NPD’s research into the usage habits of iPad owners comes up with the revelation that only 14 percent of early iPad owners have dropped their personal computer in favor of the new gadget. And that number is dropping, with just 12 percent of users who bought their tablet after the holiday season kicking their PC to the curb.
NPD makes the argument that while PC sales are down, the biggest spot for computers is in the sub-$500 laptop field that stands to lose the most to tablets. Such machines grew by 21 percent over the last quarter of 2010 and the first quarter of this year. Meanwhile, sales of Windows consumer notebooks over $500 dropped by 25 percent.

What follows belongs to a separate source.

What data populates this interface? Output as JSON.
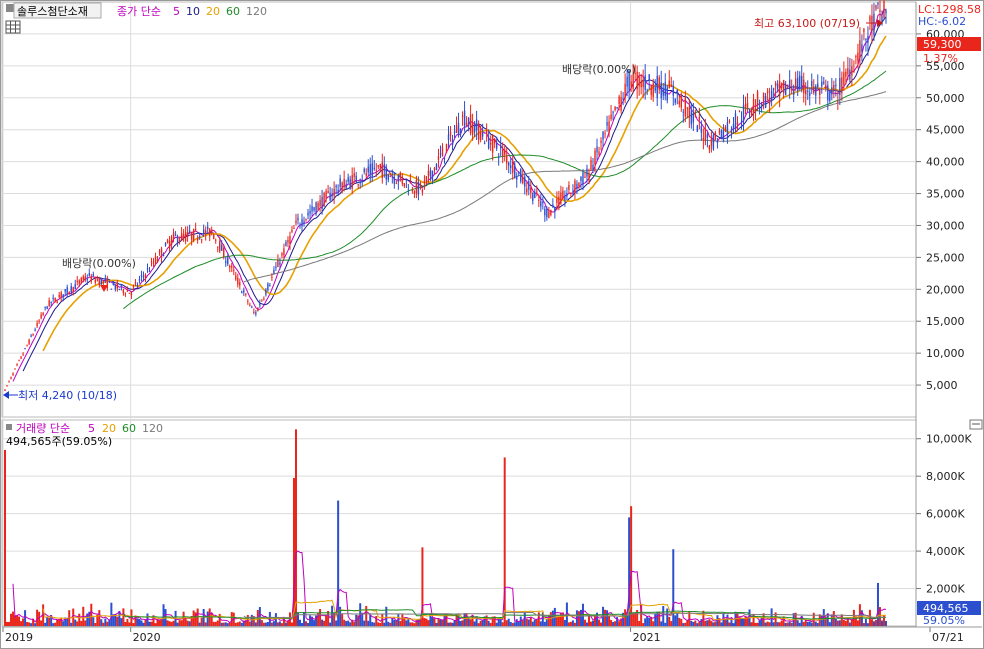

So, while NPD agrees that laptop sales are down, it suggests you shouldn’t point the finger at the iPad. Instead, the research firms suggest that PC sales simply aren’t succeeding in keeping pace with the halcyon days of computer refresh caused by the launch of Windows 7 and the emergence of the netbook as a powerful new category–two big factors that led to computer sales going through the roof.

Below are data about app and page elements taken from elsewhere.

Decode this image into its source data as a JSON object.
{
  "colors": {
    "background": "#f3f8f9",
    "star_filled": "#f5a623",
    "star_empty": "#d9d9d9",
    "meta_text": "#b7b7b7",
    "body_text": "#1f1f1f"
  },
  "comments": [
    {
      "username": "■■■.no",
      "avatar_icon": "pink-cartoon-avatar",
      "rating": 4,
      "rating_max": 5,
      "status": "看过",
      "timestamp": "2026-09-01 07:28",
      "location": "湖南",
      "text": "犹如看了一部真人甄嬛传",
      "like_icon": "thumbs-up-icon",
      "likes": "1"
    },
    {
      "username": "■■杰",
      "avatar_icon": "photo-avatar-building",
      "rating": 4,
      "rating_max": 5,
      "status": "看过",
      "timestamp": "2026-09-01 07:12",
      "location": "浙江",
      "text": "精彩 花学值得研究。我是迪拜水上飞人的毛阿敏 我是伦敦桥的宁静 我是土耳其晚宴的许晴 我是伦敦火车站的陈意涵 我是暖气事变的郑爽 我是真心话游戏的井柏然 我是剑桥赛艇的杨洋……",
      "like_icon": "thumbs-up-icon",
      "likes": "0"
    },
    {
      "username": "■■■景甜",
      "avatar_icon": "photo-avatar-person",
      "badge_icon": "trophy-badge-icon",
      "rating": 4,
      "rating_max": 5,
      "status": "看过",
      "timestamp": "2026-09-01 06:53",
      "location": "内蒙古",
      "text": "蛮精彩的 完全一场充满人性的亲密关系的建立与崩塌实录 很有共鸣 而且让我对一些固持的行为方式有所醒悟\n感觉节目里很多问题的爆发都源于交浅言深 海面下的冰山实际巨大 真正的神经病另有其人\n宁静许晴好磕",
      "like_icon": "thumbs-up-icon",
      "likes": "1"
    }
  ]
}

In fact, the researcher says that 75 percent of those who purchased a tablet did not plan to buy any new technology over that timeframe, suggesting that “iPad sales added billions of dollars to the industry’s coffers after years of [average selling price] declines draining the market.” It’s hard to argue that the iPad probably does carry better margins than does the netbook–it is from Apple, after all.
Other notes from the NPD study:

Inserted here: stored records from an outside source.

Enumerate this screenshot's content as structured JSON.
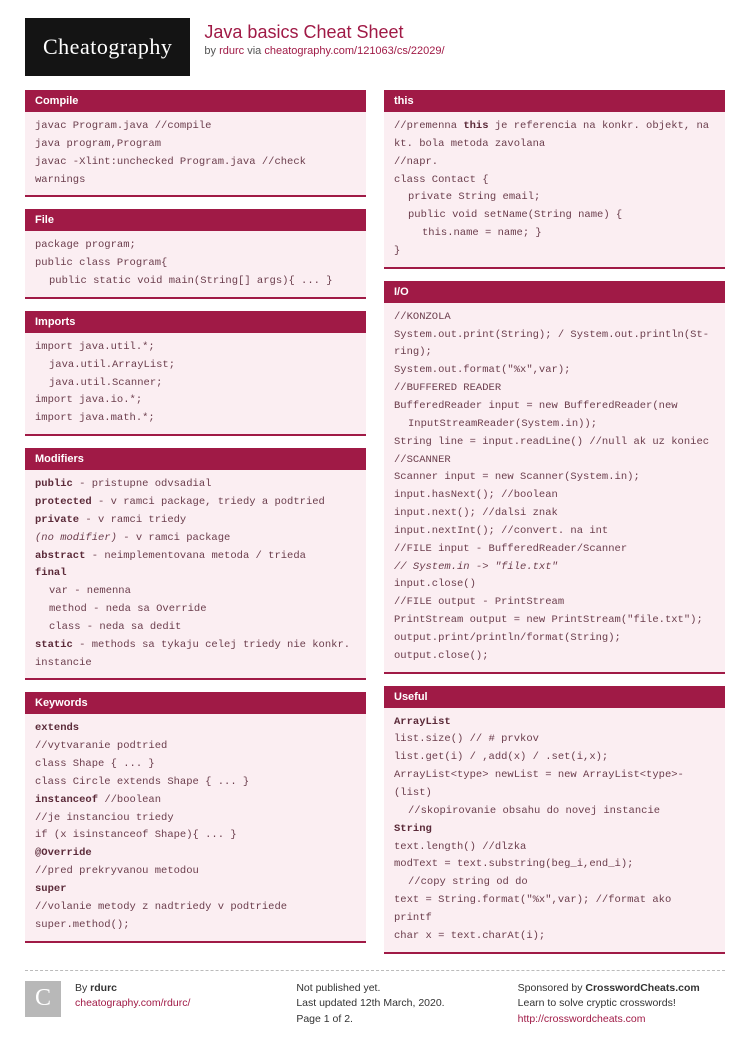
{
  "header": {
    "logo": "Cheatography",
    "title": "Java basics Cheat Sheet",
    "by": "by ",
    "author": "rdurc",
    "via": " via ",
    "url": "cheatography.com/121063/cs/22029/"
  },
  "left": [
    {
      "title": "Compile",
      "lines": [
        {
          "t": "javac Program.java //compile"
        },
        {
          "t": "java program,Program"
        },
        {
          "t": "javac -Xlint:unchecked Program.java //check"
        },
        {
          "t": "warnings"
        }
      ]
    },
    {
      "title": "File",
      "lines": [
        {
          "t": "package program;"
        },
        {
          "t": "public class Program{"
        },
        {
          "t": "public static void main(String[] args){ ... }",
          "i": 1
        }
      ]
    },
    {
      "title": "Imports",
      "lines": [
        {
          "t": "import java.util.*;"
        },
        {
          "t": "java.util.ArrayList;",
          "i": 1
        },
        {
          "t": "java.util.Scanner;",
          "i": 1
        },
        {
          "t": "import java.io.*;"
        },
        {
          "t": "import java.math.*;"
        }
      ]
    },
    {
      "title": "Modifiers",
      "lines": [
        {
          "html": "<strong>public</strong> - pristupne odvsadial"
        },
        {
          "html": "<strong>protected</strong> - v ramci package, triedy a podtried"
        },
        {
          "html": "<strong>private</strong> - v ramci triedy"
        },
        {
          "html": "<em>(no modifier)</em> - v ramci package"
        },
        {
          "html": "<strong>abstract</strong> - neimplementovana metoda / trieda"
        },
        {
          "html": "<strong>final</strong>"
        },
        {
          "t": "var - nemenna",
          "i": 1
        },
        {
          "t": "method - neda sa Override",
          "i": 1
        },
        {
          "t": "class - neda sa dedit",
          "i": 1
        },
        {
          "html": "<strong>static</strong> - methods sa tykaju celej triedy nie konkr."
        },
        {
          "t": "instancie"
        }
      ]
    },
    {
      "title": "Keywords",
      "lines": [
        {
          "html": "<strong>extends</strong>"
        },
        {
          "t": "//vytvaranie podtried"
        },
        {
          "t": "class Shape { ... }"
        },
        {
          "t": "class Circle extends Shape { ... }"
        },
        {
          "html": "<strong>instanceof</strong> //boolean"
        },
        {
          "t": "//je instanciou triedy"
        },
        {
          "t": "if (x isinstanceof Shape){ ... }"
        },
        {
          "html": "<strong>@Override</strong>"
        },
        {
          "t": "//pred prekryvanou metodou"
        },
        {
          "html": "<strong>super</strong>"
        },
        {
          "t": "//volanie metody z nadtriedy v podtriede"
        },
        {
          "t": "super.method();"
        }
      ]
    }
  ],
  "right": [
    {
      "title": "this",
      "lines": [
        {
          "html": "//premenna <strong>this</strong> je referencia na konkr. objekt, na"
        },
        {
          "t": "kt. bola metoda zavolana"
        },
        {
          "t": "//napr."
        },
        {
          "t": "class Contact {"
        },
        {
          "t": "private String email;",
          "i": 1
        },
        {
          "t": "public void setName(String name) {",
          "i": 1
        },
        {
          "t": "this.name = name; }",
          "i": 2
        },
        {
          "t": "}"
        }
      ]
    },
    {
      "title": "I/O",
      "lines": [
        {
          "t": "//KONZOLA"
        },
        {
          "t": "System.out.print(String); / System.out.println(St-"
        },
        {
          "t": "ring);"
        },
        {
          "t": "System.out.format(\"%x\",var);"
        },
        {
          "t": "//BUFFERED READER"
        },
        {
          "t": "BufferedReader input = new BufferedReader(new"
        },
        {
          "t": "InputStreamReader(System.in));",
          "i": 1
        },
        {
          "t": "String line = input.readLine() //null ak uz koniec"
        },
        {
          "t": "//SCANNER"
        },
        {
          "t": "Scanner input = new Scanner(System.in);"
        },
        {
          "t": "input.hasNext(); //boolean"
        },
        {
          "t": "input.next(); //dalsi znak"
        },
        {
          "t": "input.nextInt(); //convert. na int"
        },
        {
          "t": "//FILE input - BufferedReader/Scanner"
        },
        {
          "html": "<em>// System.in -> \"file.txt\"</em>"
        },
        {
          "t": "input.close()"
        },
        {
          "t": "//FILE output - PrintStream"
        },
        {
          "t": "PrintStream output = new PrintStream(\"file.txt\");"
        },
        {
          "t": "output.print/println/format(String);"
        },
        {
          "t": "output.close();"
        }
      ]
    },
    {
      "title": "Useful",
      "lines": [
        {
          "html": "<strong>ArrayList</strong>"
        },
        {
          "t": "list.size() // # prvkov"
        },
        {
          "t": "list.get(i) / ,add(x) / .set(i,x);"
        },
        {
          "t": "ArrayList<type> newList = new ArrayList<type>-"
        },
        {
          "t": "(list)"
        },
        {
          "t": "//skopirovanie obsahu do novej instancie",
          "i": 1
        },
        {
          "html": "<strong>String</strong>"
        },
        {
          "t": "text.length() //dlzka"
        },
        {
          "t": "modText = text.substring(beg_i,end_i);"
        },
        {
          "t": "//copy string od do",
          "i": 1
        },
        {
          "t": "text = String.format(\"%x\",var); //format ako printf"
        },
        {
          "t": "char x = text.charAt(i);"
        }
      ]
    }
  ],
  "footer": {
    "col1": {
      "by": "By ",
      "author": "rdurc",
      "url": "cheatography.com/rdurc/"
    },
    "col2": {
      "l1": "Not published yet.",
      "l2": "Last updated 12th March, 2020.",
      "l3": "Page 1 of 2."
    },
    "col3": {
      "l1a": "Sponsored by ",
      "l1b": "CrosswordCheats.com",
      "l2": "Learn to solve cryptic crosswords!",
      "url": "http://crosswordcheats.com"
    }
  }
}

The vast majority of iPad buyers–83 percent– bought at least one accessory with their device, with cases the most popular. So clearly the iPad is following the trend set out by the iPod and the iPhone in terms of creating a broad economy for accessory-makers.
Consumers are largely just fine with Wi-Fi-only devices, and don’t really care for the additional expense of a 3G-enabled iPad.
And in light of that previous bullet, this one shouldn’t be a surprise: The base model, the $499 16 GB WiFi-only iPad, is by far the most popular model, accounting for almost one third of all iPad sales.
If you’re confused by these dueling findings of studies, don’t worry–so are the research firms conducting them. Just days after releasing the aforementioned study of iPad owners, NPD has released the findings of a similar study of Canadian tablet owners, arguing that “unlike its smartphone predecessor, the oft-gifted tablet seems to be less of a complementary device and more of a replacement device.”
“In fact, 65 percent of those who are planning to buy a tablet say that other devices will no longer be required,” the research firm wrote. They go on to note that e-book readers and smartphones are more frequently being ditched in favor of the tablet–but still, it’s a dramatic contrast from the U.S. study.